- (initial capital letter) Geology. noting or pertaining to a period of the Mesozoic Era, from 140 million to 65 million years ago, characterized by the greatest development and subsequent extinction of dinosaurs and the advent of flowering plants and modern insects.
- (initial capital letter) Geology. the Cretaceous Period or System.
Origin of cretaceous
Examples from the Web for cretaceous
Contemporary Examples of cretaceous
The black market trade in fossils stolen from the richest Cretaceous fossil locality in the world has prompted a crackdown.Stopping the Million-Dollar Fossil Thieves: Illegal Trade Meets World of Insatiable Research
June 11, 2014
Historical Examples of cretaceous
Life in the Cretaceous begins to take on distinctly its modern form.The Meaning of Evolution
Samuel Christian Schmucker
So in the Mesozoic we have five also, from the Trias to the Cretaceous inclusive.
The duration of the Cretaceous subsidence must have been very great.
The Cretaceous limestones of Mexico were folded into lofty mountains.
They swam in the Cretaceous interior sea of western North America.
- consisting of or resembling chalk
Word Origin for cretaceous
- of, denoting, or formed in the last period of the Mesozoic era, between the Jurassic and Tertiary periods, lasting 80 million years during which chalk deposits were formed and flowering plants first appeared
- the Cretaceous the Cretaceous period or rock system
Word Origin and History for cretaceous
1670s, "chalky," from Latin cretaceus "chalk-like," from creta "chalk." As a geological period (with a capital C-), it was first used 1832. The extensive chalk beds of southeastern England were laid down during the Cretaceous.
- The third and last period of the Mesozoic Era, from about 144 to 65 million years ago.

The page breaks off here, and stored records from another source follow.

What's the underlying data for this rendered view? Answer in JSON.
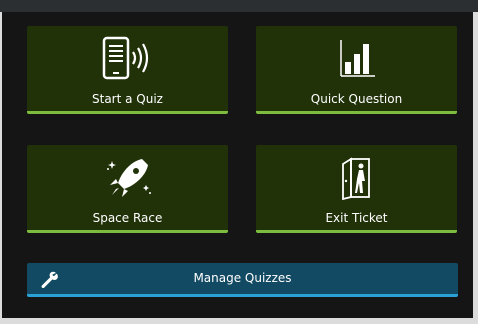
{
  "tiles": {
    "start_quiz": {
      "label": "Start a Quiz",
      "icon": "tablet-wireless-icon"
    },
    "quick_question": {
      "label": "Quick Question",
      "icon": "bar-chart-icon"
    },
    "space_race": {
      "label": "Space Race",
      "icon": "rocket-icon"
    },
    "exit_ticket": {
      "label": "Exit Ticket",
      "icon": "exit-door-icon"
    }
  },
  "manage": {
    "label": "Manage Quizzes",
    "icon": "wrench-icon"
  },
  "colors": {
    "tile_bg": "#213108",
    "tile_accent": "#7cbd3f",
    "manage_bg": "#134a63",
    "manage_accent": "#2aa2d6",
    "panel_bg": "#151515"
  }
}
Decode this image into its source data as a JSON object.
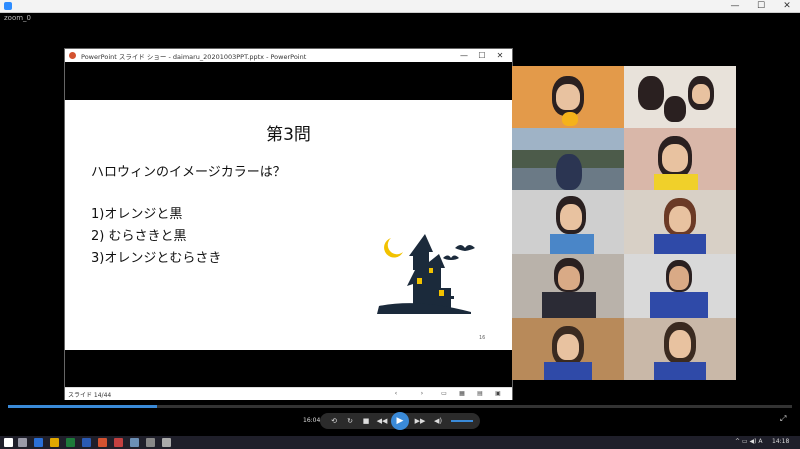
{
  "app": {
    "window_title": "zoom_0",
    "minimize": "—",
    "maximize": "☐",
    "close": "✕"
  },
  "ppt": {
    "title": "PowerPoint スライド ショー  -  daimaru_20201003PPT.pptx - PowerPoint",
    "status": "スライド 14/44"
  },
  "slide": {
    "title": "第3問",
    "question": "ハロウィンのイメージカラーは？",
    "options": [
      "1)オレンジと黒",
      "2) むらさきと黒",
      "3)オレンジとむらさき"
    ],
    "page_number": "16"
  },
  "player": {
    "time": "16:04",
    "progress": 0.19,
    "controls": {
      "repeat": "⟲",
      "rotate": "↻",
      "stop": "■",
      "prev": "◀◀",
      "play": "▶",
      "next": "▶▶",
      "volume": "◀)"
    },
    "fullscreen": "⤢"
  },
  "taskbar": {
    "clock": "14:18",
    "tray": "^ ▭ ◀) A"
  },
  "colors": {
    "accent": "#3a8ad8",
    "ppt_icon": "#d35230"
  }
}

During this time the supercontinent Pangaea continued to split up, with modern-day South America and Africa splitting apart, the Atlantic Ocean widening, and India disconnecting itself entirely from the other landmasses to which it was attached. Dinosaurs continued to be the dominant terrestrial animals, but many insect groups, modern mammals and birds, and the angiosperms (flowering plants) also first appeared. The Cretaceous Period ended with a mass extinction event in which about 75 percent of all species, including marine, freshwater, and terrestrial organisms, became extinct. See Chart at geologic time.